Joseph Rosario watches the computer screens as he conducted an emissions test on a 1993 Toyota Corolla at Modern Tire and Auto Service in Newington, Conn., Friday, Nov. 12, 2004. T (AP Photo/Bob Child)

The Trump administration is looking to change a rule that allows California to regulate vehicle emissions for residents and freeze fuel efficiency standards at a fleet average of 35 miles per gallon rather than allowing the standard to rise to 50 miles per gallon by 2025.

New York Post:

The Environmental Protection Agency will ask to revoke a federal Clean Air Act waiver empowering California to set vehicle emissions standards, and the U.S. National Highway Traffic Safety Administration will argue that a 1975 fuel efficiency law prevents the state from regulating greenhouse gas emissions, according to Bloomberg News.

The Clean Air Act is President Barack Obama’s signature environmental policy, and the Trump administration move could set off a chain reaction of litigation, the outlet reported.

The proposal would also freeze federal requirements on fuel economy at a fleet-average 35 miles per gallon by 2020, rather than allowing that figure to climb to 50 mpg by 2025 as it is currently set to do.

Trump’s Office of Management and Budget is reviewing the proposal, a draft of which is expected to be released this week for public review. The plan could be finalized by the end of the year, Bloomberg reported.

Proponents are expected to argue that the rollback will make it cheaper and easier to replace old cars, which will in turn reduce traffic fatalities, Bloomberg reported, citing three people familiar with the plan.

Detractors say the scheme is an infringement on states’ rights and bad for Americans’ health.

Automakers are ambivalent about the reform, citing regulatory uncertainty as a problem.

Los Angeles Times:

Caught somewhere in the middle are automakers, which in recent months have stressed they would not support freezing the federal targets and want Washington and Sacramento to continue linking their vehicle-efficiency goals. Though they spent the first year of the Trump administration attacking Obama’s rules as too costly, they fear the regulatory uncertainty that a years-long court battle over a rollback would create. In addition, other major auto markets such as China and Europe are pressing forward with tougher mandates of their own for cleaner cars.
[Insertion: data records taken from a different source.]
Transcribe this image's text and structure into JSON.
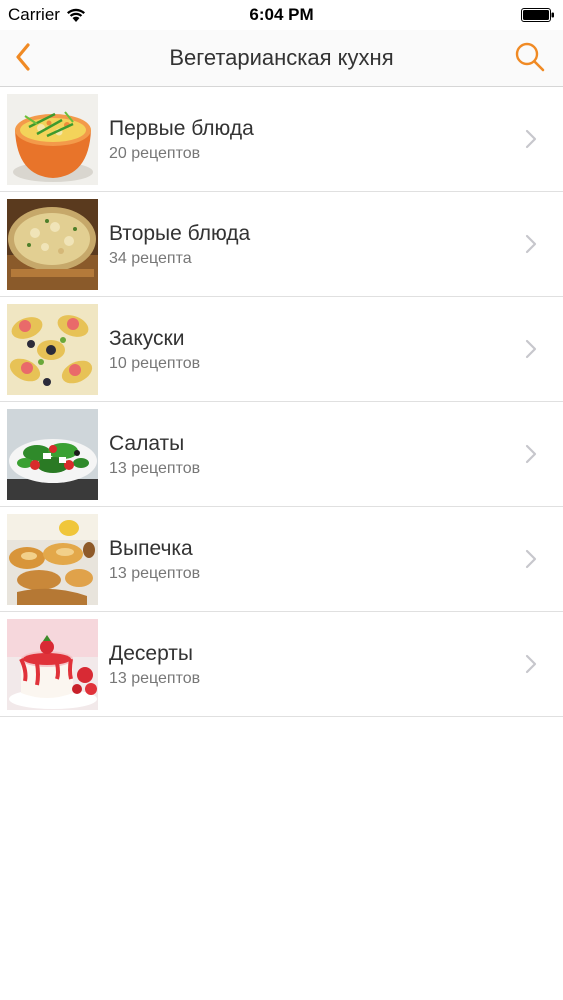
{
  "status_bar": {
    "carrier": "Carrier",
    "time": "6:04 PM"
  },
  "nav": {
    "title": "Вегетарианская кухня",
    "back_icon": "chevron-left-icon",
    "search_icon": "search-icon",
    "accent_color": "#f08a24"
  },
  "categories": [
    {
      "title": "Первые блюда",
      "count": "20 рецептов"
    },
    {
      "title": "Вторые блюда",
      "count": "34 рецепта"
    },
    {
      "title": "Закуски",
      "count": "10 рецептов"
    },
    {
      "title": "Салаты",
      "count": "13 рецептов"
    },
    {
      "title": "Выпечка",
      "count": "13 рецептов"
    },
    {
      "title": "Десерты",
      "count": "13 рецептов"
    }
  ]
}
“This is nothing less than an outrageous attack on public health and states’ rights,” said Frank O’Donnell, president of Clean Air Watch. “It’s a dumb move for an administration that claims it wants peace, because this will lead to an emissions war: progressive states versus a reactionary federal government. The big question: Who will the car companies back?

California is forcing automakers to sell more electric cars in the state, despite their huge price tag and dubious performance. They would love to have to comply with just one standard coast to coast, but many states would balk at the more stringent California rules.

This could be one of the administration’s most significant regulatory rollbacks yet. But challenges to changing the rules are likely to take years, easily stretching into Trump’s second term — if he gets one.